Dayum! Those NBA checks he’ll never see again must have paid for a hellified legal team.
Despite having left the state of Georgia and evaded one-time for two weeks after he is accused of having killed a mother of four in a drive-by shooting, Javaris Crittenton was released from an Atlanta-area jail last night after posting less than a quarter million dollars.
Fulton Sheriff’s spokesman Tracy Flanagan said Crittenton was released at 12:15 a.m. He will be required to wear an ankle monitor, Flanagan said.
In what at least one prosecutor considered an unusual move, Fulton County Superior Court Judge Karen Smith Woodson granted Crittenton a $230,000 bond until the case is tried in October.
The Associated Press reported that former Tech coach Paul Hewitt was one of several people who signed Crittenton’s bond.
Earlier Tuesday, Woodson ruled there is probable cause to charge Crittenton with murder.
“I guess the judge made the [bond] decision that he’s not a danger to the community, which is odd, given the charges,” said Gwinnett County District Attorney Danny Porter. “It’s not unheard of, but it’s rare.”
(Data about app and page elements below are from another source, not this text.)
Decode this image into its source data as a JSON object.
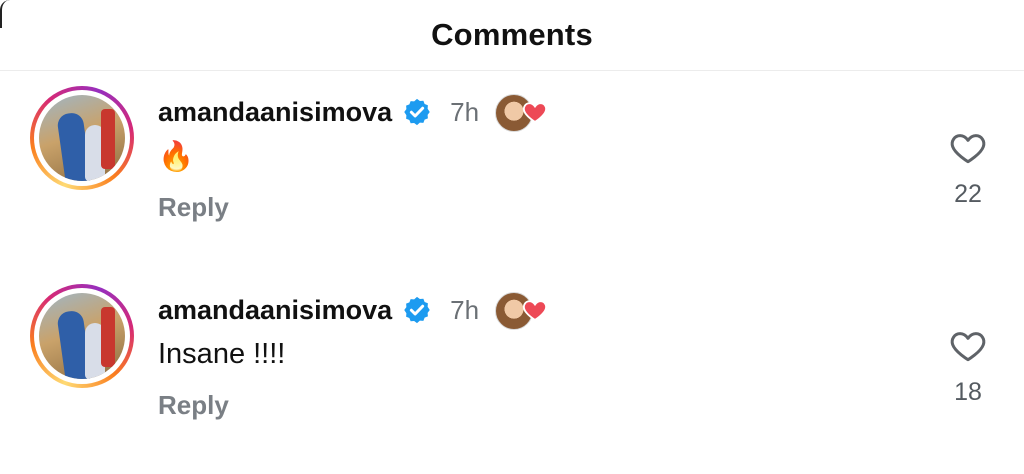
{
  "header": {
    "title": "Comments"
  },
  "comments": [
    {
      "username": "amandaanisimova",
      "time": "7h",
      "text": "🔥",
      "reply_label": "Reply",
      "like_count": "22"
    },
    {
      "username": "amandaanisimova",
      "time": "7h",
      "text": "Insane !!!!",
      "reply_label": "Reply",
      "like_count": "18"
    }
  ],
  "colors": {
    "verified_blue": "#1d9bf0",
    "heart_red": "#ed4956",
    "muted_text": "#6b7075"
  },
  "icons": {
    "verified": "verified-badge-icon",
    "creator_like": "creator-heart-icon",
    "like": "heart-outline-icon"
  }
}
During the bond hearing Tuesday, Crittenton’s attorney, Brian Steel called upon as many supporters as possible to win the one-time All-American bond, bringing a petition with more than 1,000 signers, dozens of people standing up for him inside and outside the courtroom and a host of character witnesses to testify to Crittenton’s virtues, including his childhood friend, his 7th grade teacher, his college sweetheart and Hewitt.
“He doesn’t accept anything but the best from himself,” Hewitt said from the witness stand. “He’s not a young man that needs basketball to be successful.”
Wait. This is the same guy who was bringing real fire arms to work for show and tell with Gilbert Arenas. What part of the best of himself was that?
So what exactly do authorities think motivated Crittenton to open fire on an Atlanta street?
On the night of the shooting, Jones, a mother of four, was walking near her Macon Drive home in southwest Atlanta. With her was a group that included a male teenager who police say Crittenton believed had robbed him of a diamond watch, diamond necklace and an iPhone, valued at more than $55,000, in April.
At the preliminary hearing Tuesday morning in Fulton County Superior Court, police said a witness picked Crittenton out of a photo lineup.
“He got a good, clear look at him,” Thorpe said of witness Trontavious Stevens, who was with Jones at the time of the shooting.
Thorpe testified that Stevens told police he saw a black Chevy Tahoe drive by, then double back and stop. A man rolled down the rear driver’s side window and fired four times from a semi-automatic rifle.
A second witness, Willie Mahone, also reported seeing a black Tahoe the night of the shooting, before going inside his home, then hearing four gunshots outside.
Both men said they had previously seen Crittenton in their neighborhood, apparently looking for the culprit of the April robbery, Thorpe testified, and investigators were able to track down a Tahoe matching their description that Crittenton had rented during the time of the shooting.
But Steel challenged Thorpe’s testimony, questioning whether the evidence presented was enough to put Crittenton at the scene of the crime.
“This is a witness ID testimony,” Steel said. “There is no physical evidence. There is no gun. There is no confession.”
However, Judge Woodson rejected Steel’s request that all charges be dismissed on the ground that police had no physical evidence.
But the Judge still let dude out on bond after he allegedly killed a woman and fled the state?